Sexual and Reproductive Freedom - A Women's Right
San Jose, Costa Rica, 20 January 2012
In the mid-nineties a series of international United Nations, UN, conferences addressed the issues of Human Rights issues and this paved the way to international conventions and agreements signed and ratified by the UN Member States.
Among them, the most relevant conferences and the ones with a specific reference to the rights of women and girls, were:
the UN Conference on Human Rights held in Vienna in 1993 which addressed the Human Rights of women and the girl child stating that women's rights are human rights;
the UN Conference on Population and Development held in Cairo in 1994 which included sexual and reproductive health and rights of women on the agenda of Human Rights, putting women at the centre of the population policies;
the Fourth UN Conference on Women held in Beijing in 1995 which stressed and gave even more significance and strength to women's rights, including sexual and reproductive rights, defining them as a critical factor for development.
These conferences resulted in an unprecedented commitment by most governments in the world, giving new impetus to the world's understanding of women's human rights.

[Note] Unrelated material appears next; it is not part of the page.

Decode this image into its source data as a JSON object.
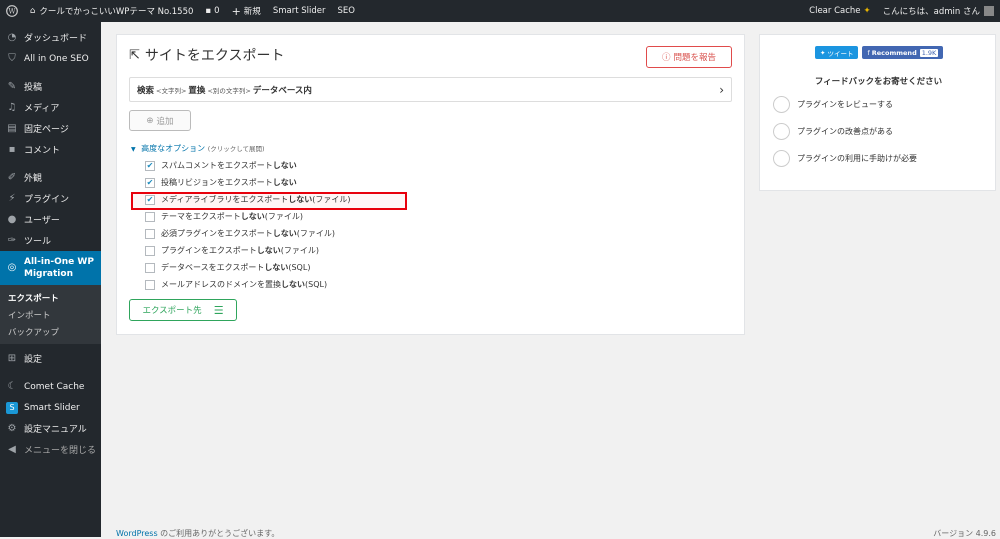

The years ahead saw the flourishing of legislation on women rights in general and in particular on women’s sexual and reproductive rights and health, and these later became the pillars on which the Beijing Platform for Action focused its two principles: ‘gender mainstreaming in all policies and programmes’, and ‘the empowerment of women in all spheres of life’.
Unfortunately the first decade of the twenty-first century witnessed a backlash in the building of a more equal world: inequalities increased more and more due to adoption of neo-liberal policies by many countries, accompanied by a conservative backlash in policies regarding women's rights in general and sexual and reproductive rights in particular.
The consequences were manifold: projects on education and information, as well as counselling services on sexual and reproductive rights of women and girls were cancelled; support for programmes on contraception and family planning were heavily reduced; access to sexual and reproductive health services were made more and more difficult both financially and geographically; the principle of self determination was challenged or denied and the legislation on safe abortion restricted or disallowed; people living with HIV were discriminated and HIV transmission criminalized. The ratification of the Optional Protocol of CEDAW was considered by conservatives and fundamentalists as dangerous, a breach to legislation on abortion, and a risk for national sovereignty in favour of evil forces.
This is still happening in many countries in the world, from Central and Eastern Europe to Central Asia as well as in Latin America and Caribbean, mostly on the initiative of conservative governments, in some cases, unfortunately though, also on the initiative of, or with the contribution of, progressive forces, including member parties of the Socialist International. These countries are attempting to undo decades of women’s struggle to be recognised as individuals with dignity and rights to privacy and health, among other inalienable human rights.
The Socialist International Women expresses deep concern about this alarming trend, which is a clear manifestation of prevailing patriarchal cultures aiming at normalising and reproducing the subordination and discrimination of women in the area of sexuality and reproduction.
The Socialist International Women takes a clear stand against these developments and launches an appeal to stop this conservative and misogynous backlash, and invites all progressive people and parties, leaders and opinion makers, to join forces and stress that sexual and reproductive rights also includes the right to protection from traditional practises which are harmful to the physical and mental health of women. And while pretending to defend lives, the indirect result of the sharpened legislation on abortion often implies a death sentence for many women, which on the contrary, fair legislation on abortion reduces the number of deaths.
The Socialist International Women therefore urges all sides involved, in particular governments lead by socialist and social democratic parties and all member parties of the Socialist International to:
promote and protect women's and girls' sexual and reproductive rights by guaranteeing the adoption of laws and policies that promote sexual and reproductive health and rights at all levels;
prioritise the promotion and protection of sexual and reproductive rights by devising social and health policies and by strengthening and developing programs for all women and young people;
provide for comprehensive sex education and information programmes to promote sexual and reproductive rights, gender equality, and overcoming gender cultural stereotypes;
offer continuous support to women and men all over the world fighting for human rights, including women's sexual and reproductive rights; urge women and men worldwide to continue and strengthen the fight against practices which deny women's sexual and reproductive rights;
request the involvement of NGOs in the design, implementation and evaluation of public policies regarding women's sexual and reproductive health and rights;
request the access to reproductive rights for those who are infertile, taking advantage of the opportunities scientific progress can offer;
demand to end widespread discrimination and violence against individuals based on their sexual orientation and gender identity, and to call on States to apply the international legal framework to end these human rights violations;
increase accountability of governments to their commitments to international bodies and treaties on the issues of women's sexual and reproductive rights and obtain strong governmental commitment also through available funds;
ensure that young people between the ages of 10 and 24 have access to comprehensive sexual and reproductive health services and sex education, and devise policies needed for a safe and healthy life;
devise policies and allocate funds to provide for the prevention, treatment and care of people living with HIV, as well as other sexually transmitted infections and remove legislation criminalizing HIV transmission.